My brother Joel, who is currently in Afghanistan, recently sent the following email:
"I experienced a first tonight.
“Here on Bagram (military base) we have a church called the Enduring Faith Chapel. I went tonight for the 6 p.m. service. We started the service as any other and it seemed as if tonight would be no different. The band cranked up and we sang a song, then transitioned into the standard “meet and greet.” Just after the opening prayer it became apparent that tonight's service would be unlike any I had ever attended. As the chaplain began to greet everyone, we heard a familiar voice coming from strategically placed loudspeakers. 'Incoming! Incoming! Incoming!' It ended to the sound of a very loud explosion. The sound, that we are far too accustomed with here at Bagram, was the impact of what was likely a 107 mm Chinese rocket. Never before have I seen an entire congregation (albeit small - maybe 40 people) immediately drop to the ground. We lay on our stomachs to avoid the shrapnel that threatened to rip through the building. Seconds later we heard the beautiful sound of outgoing fire from the C-RAMs. Imagine the largest caliber machine gun in our arsenal firing red tracer rounds into the night sky at such a rate that it looks like a singular red laser in the form of a whip slashing through the dark. While beautiful to our ears, it was also an ominous warning that more rockets were inbound and the computer guided C-RAM was attempting to intercept them midair, instead of allowing them to land and detonate.
“Now you would think that 40 smart people might run to the bunker for safety. Not us. Instead, about 30 seconds later we stood back up and sang a song of praise so loud we could no longer hear the sirens. Some who are unfamiliar with the ways of war might say, 'Wow! That was a brave showing of faith!' Say that if you wish, but it was not bravery. Stupidity, maybe, but certainly not bravery. We have simply become accustomed to attacks, and we all realize that if it is our time to go, no bunker 100 yards away is going to save us.
“The point is that afterward I was contemplating what just happened and realized how lucky we are as Americans. In some parts of the world, churches meet in secret to avoid Islamist beheadings. In Nigeria, churches are frequently bombed by Boko Haram. Other places throughout the world suffer numerous fates for worshiping our God. In America, well, we don't have to go to church in secret, we don't worry about getting decapitated and we don't worry about rockets landing in the middle of the congregation.
“How blessed we are to have the freedom to worship God as He demands without the perils that so many of our fellow brothers and sisters in Christ face around the globe!

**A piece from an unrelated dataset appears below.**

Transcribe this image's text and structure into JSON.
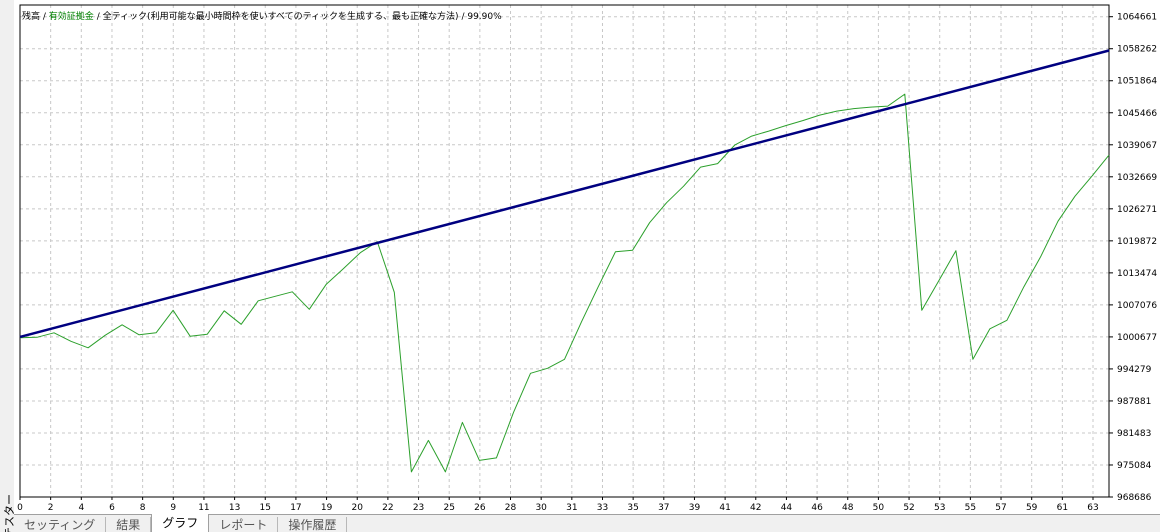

Let’s make sure we keep that freedom and thank God for it every day."
I couldn't have said it better myself.
Kim Reeder is pastor of Barton Chapel Baptist Church in Tyronza.